Whether you’ve heard the facts or felt the effects for yourself, it’s evident that change is on the horizon socially and economically for Black people.
The entertainment industry has not been left out of the reform storm.
“It’s reform time,” says David "Click" Cox, a music industry consultant working in Toronto. “It’s time to restructure. It’s time to shake things up. It’s time to ignite fires in the future generations to realize that they don’t have to settle for what was given to them. We want to empower ourselves and build infrastructure through what we’re doing.”
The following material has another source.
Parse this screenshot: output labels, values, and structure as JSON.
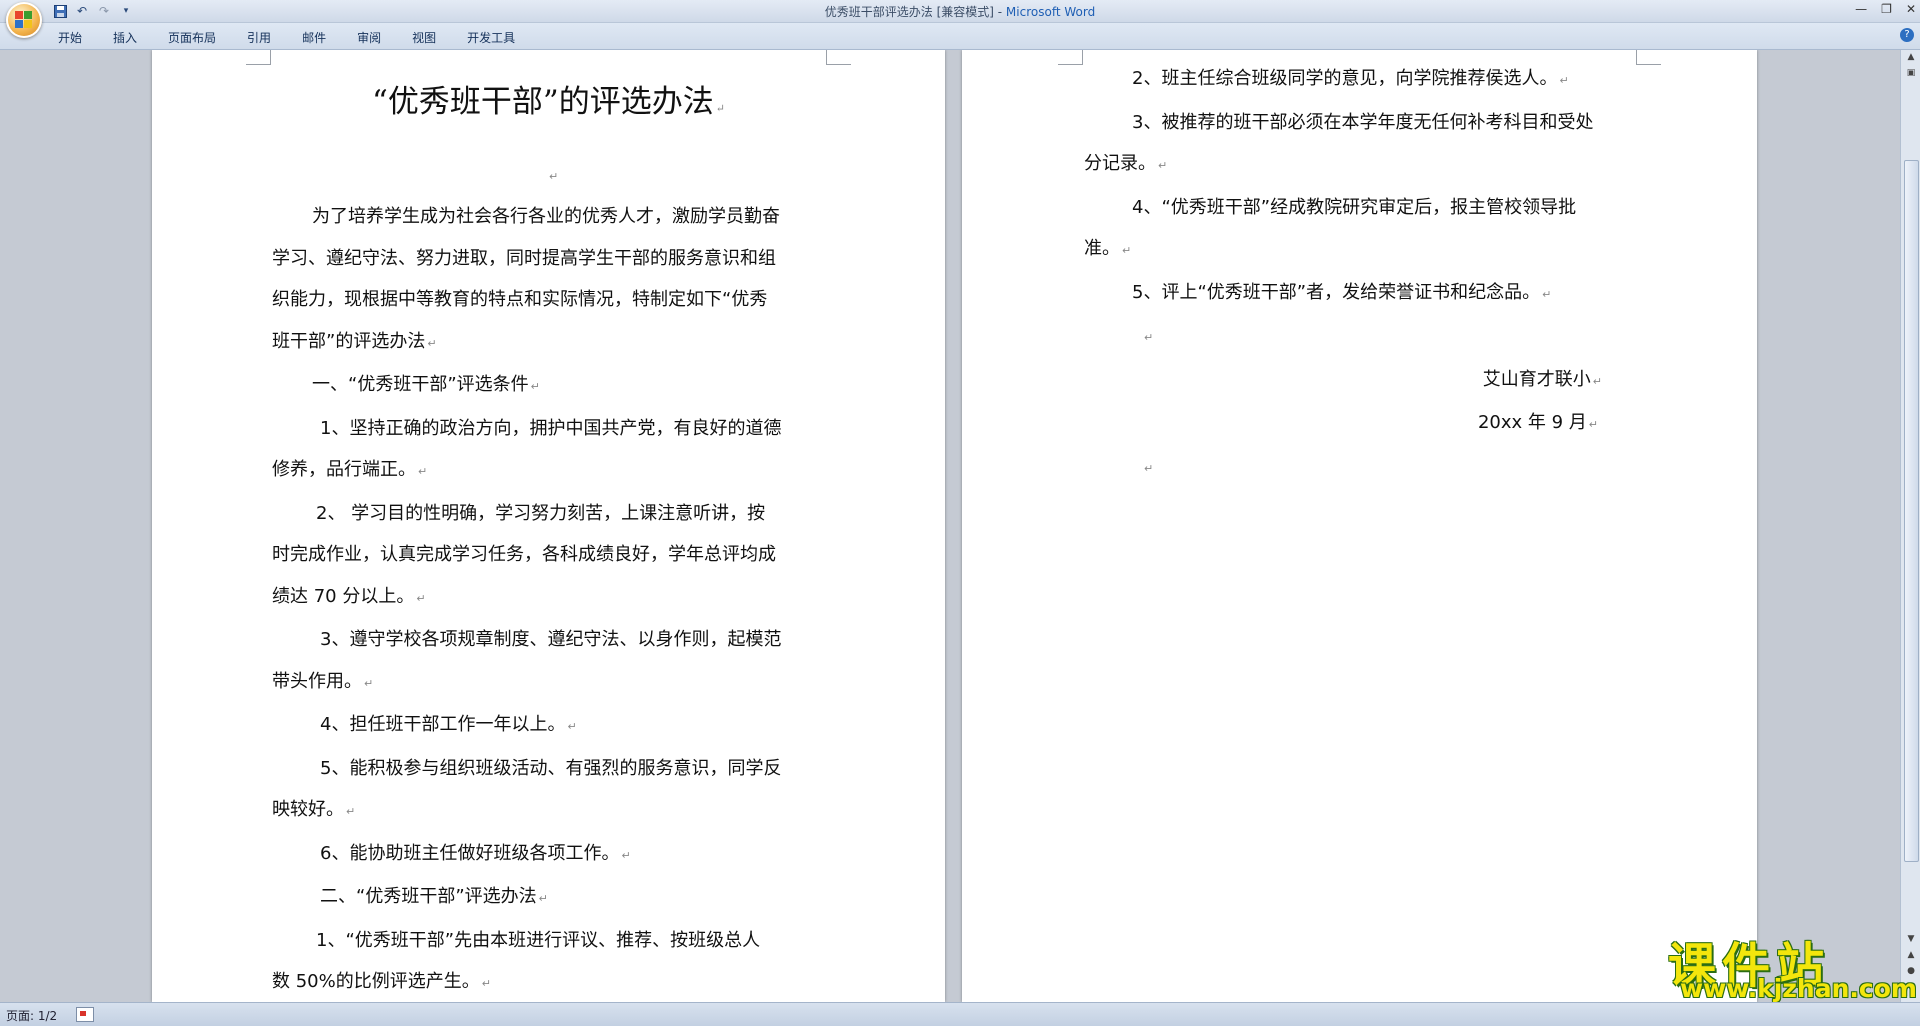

The Breaking Down Racial Barriers online conference series (organized by Ian Andre Espinet, a veteran entrepreneur in the Toronto club and event scene and David “Click” Cox, the A&R turned entertainment business consultant behind CLK Creative Works) has been tackling all of the points of tension concerning Black people in creative, corporate, and governmental spaces. The BDRB series is also being broadcast through the Canadian Independent Music Association platform, a partnership that stands as an example of true allyship from non-Black or Indigenous organizations — a point which Espinet emphasizes is determined only by the Black community’s acknowledgment and acceptance.
“People talk about this ‘allyship’ thing all the time. And I’ve been saying throughout the series: you don’t tell us when you’re an ally, we’ll tell you when you’re an ally.”
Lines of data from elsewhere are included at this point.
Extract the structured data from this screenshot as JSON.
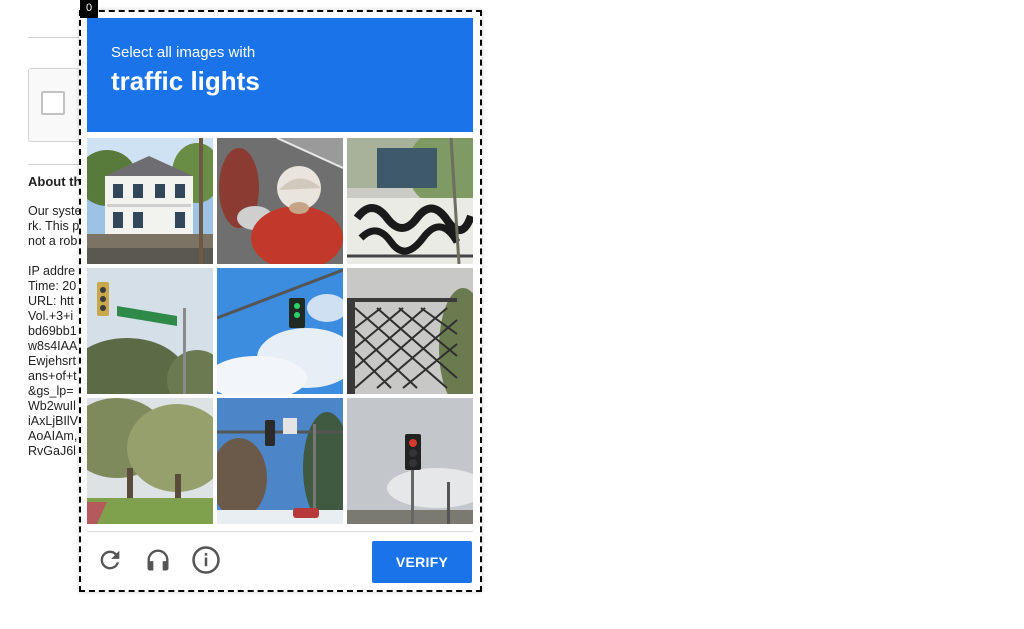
{
  "background_page": {
    "about_title": "About th",
    "about_lines": [
      "Our syste",
      "rk. This p",
      "not a rob",
      "",
      "IP addre",
      "Time: 20",
      "URL: htt",
      "Vol.+3+i",
      "bd69bb1",
      "w8s4IAA",
      "Ewjehsrt",
      "ans+of+t",
      "&gs_lp=",
      "Wb2wuIl",
      "iAxLjBIlV",
      "AoAIAm,",
      "RvGaJ6l"
    ]
  },
  "challenge": {
    "tab_index": "0",
    "instruction_small": "Select all images with",
    "instruction_target": "traffic lights",
    "tiles": [
      {
        "name": "tile-house"
      },
      {
        "name": "tile-scooter-rider"
      },
      {
        "name": "tile-graffiti-wall"
      },
      {
        "name": "tile-street-sign-traffic-light"
      },
      {
        "name": "tile-traffic-light-sky"
      },
      {
        "name": "tile-iron-fence"
      },
      {
        "name": "tile-olive-trees"
      },
      {
        "name": "tile-street-traffic-light"
      },
      {
        "name": "tile-red-traffic-light"
      }
    ],
    "footer": {
      "reload_icon": "reload-icon",
      "audio_icon": "headphones-icon",
      "info_icon": "info-icon",
      "verify_label": "VERIFY"
    }
  },
  "colors": {
    "accent": "#1a73e8"
  }
}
John Tory’s announcement to fund and uplift Toronto’s Black entertainment professionals with a four year, $2 million plan can be considered a step forward — and it was an effort aligned with Advance, Canada’s Black Music Business Collective, another organization that Click and Ian stand with — but the BDRB sessions will discuss solutions and accountability measures for Canadian organizations to keep pressing forward for lasting change.
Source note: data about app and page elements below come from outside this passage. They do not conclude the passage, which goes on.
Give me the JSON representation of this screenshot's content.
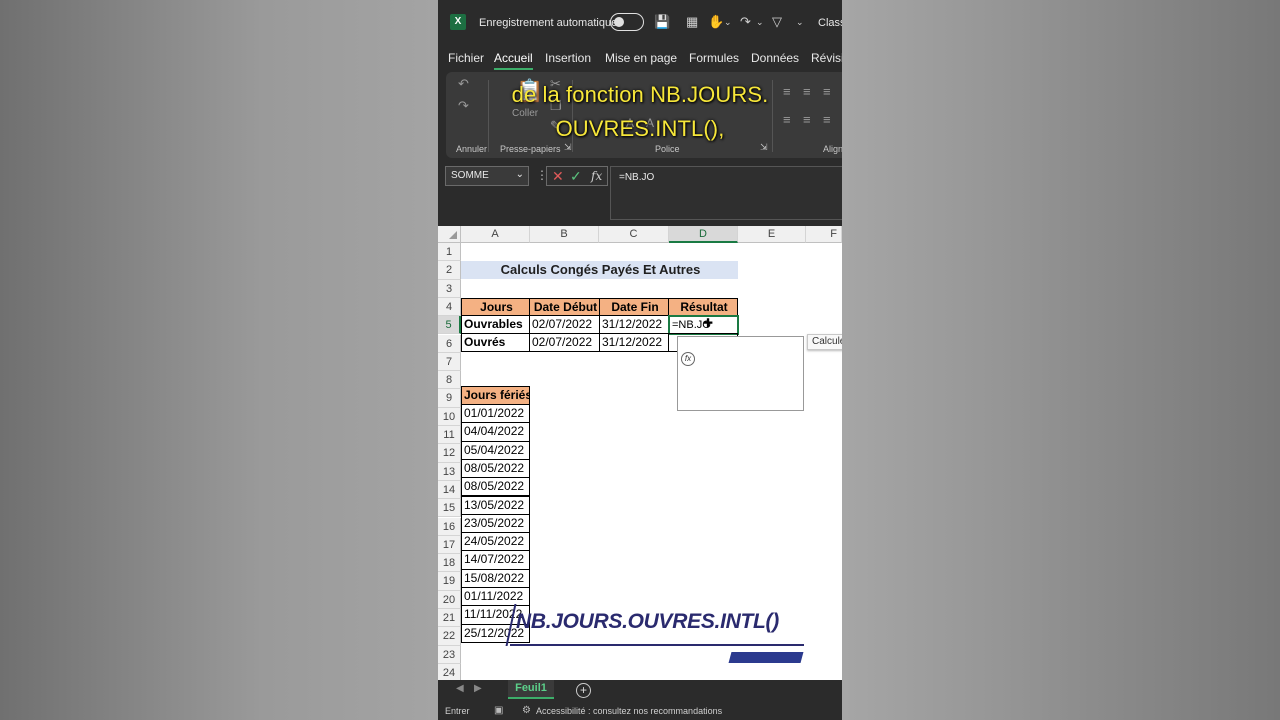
{
  "titlebar": {
    "app_icon": "excel-icon",
    "autosave_label": "Enregistrement automatique",
    "classe_label": "Classe"
  },
  "menu": {
    "tabs": [
      "Fichier",
      "Accueil",
      "Insertion",
      "Mise en page",
      "Formules",
      "Données",
      "Révisio"
    ],
    "active": "Accueil"
  },
  "ribbon": {
    "groups": [
      "Annuler",
      "Presse-papiers",
      "Police",
      "Align"
    ],
    "coller_label": "Coller"
  },
  "subtitle": {
    "line1": "de la fonction NB.JOURS.",
    "line2": "OUVRES.INTL(),"
  },
  "formula_bar": {
    "name_box": "SOMME",
    "fx_label": "fx",
    "formula": "=NB.JO"
  },
  "grid": {
    "columns": [
      "A",
      "B",
      "C",
      "D",
      "E",
      "F"
    ],
    "selected_column": "D",
    "selected_row": 5,
    "rows": [
      "1",
      "2",
      "3",
      "4",
      "5",
      "6",
      "7",
      "8",
      "9",
      "10",
      "11",
      "12",
      "13",
      "14",
      "15",
      "16",
      "17",
      "18",
      "19",
      "20",
      "21",
      "22",
      "23",
      "24"
    ],
    "title": "Calculs Congés Payés Et Autres",
    "table_headers": [
      "Jours",
      "Date Début",
      "Date Fin",
      "Résultat"
    ],
    "table_rows": [
      {
        "jours": "Ouvrables",
        "debut": "02/07/2022",
        "fin": "31/12/2022",
        "resultat": "=NB.JO"
      },
      {
        "jours": "Ouvrés",
        "debut": "02/07/2022",
        "fin": "31/12/2022",
        "resultat": ""
      }
    ],
    "holidays_header": "Jours fériés",
    "holidays": [
      "01/01/2022",
      "04/04/2022",
      "05/04/2022",
      "08/05/2022",
      "08/05/2022",
      "13/05/2022",
      "23/05/2022",
      "24/05/2022",
      "14/07/2022",
      "15/08/2022",
      "01/11/2022",
      "11/11/2022",
      "25/12/2022"
    ]
  },
  "autocomplete_tooltip": "Calcule",
  "overlay_title": "NB.JOURS.OUVRES.INTL()",
  "sheet_tab": "Feuil1",
  "status": {
    "mode": "Entrer",
    "accessibility": "Accessibilité : consultez nos recommandations"
  }
}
“We have a moment,” says Espinet, “where the world’s eyes are on us, so we have to take full advantage of the fact that people are listening and get the point across.”
The 10-week panel discussion series will feature 60 of Canada’s most prominent entertainment industry workers and personalities from radio, television, as well as those working behind the scenes. Speakers include independent artist, writer and designer Ian Kamau, former Flow93.5 FM radio DJ, Alicia “Ace” West, writer and PR professional Dalton Higgins, and the legendary Tony “Master T” Young.
With five episodes of the series already a wrap, the influence has been speaking to the experience of Blacks not only within hot spots like Vancouver, Toronto or Montreal but also extensions of the community living in Canadian cities where the racism toward Black people is much more overt. Blacks living in P.E.I., Calgary, and Nova Scotia have been noted in the BDRB email inbox with messages like “Yo, we’re watching” and “this is giving us hope to fight” after hearing that Black people are facing the same systemic struggles wherever we touch down in Canada.
“A full 10-week series tied to tackling anti-Black racism in the music & entertainment industry is quite monumental and pretty unprecedented,” says Higgins, who moderated episode 1 of the series. “Usually organizations conduct one panel discussion and hope that it can help solve all that ails the Black music community in Canada. We'll be collecting all of the observations and information shared over the 10 weeks and producing a report. Once you've collected all of the hard evidence on how anti-Black racism impacts the day-to-day navigations of Black artists/managers/marketers/A&R's, then you can use that data to help dismantle the racist structures that left you in that position to begin with!"
The next episode happens September 15 2020 and will focus on Record Labels, Streaming Companies & Industry Associations.
Visit BDRB.ca for more information about the series, replays of prior discussions, and links to register for the upcoming talks.
Tremayne St.Kitts is a freelance creative writer, barber, and vocalist based in Toronto. Find him on Twitter and Instagram @tremaynecharlz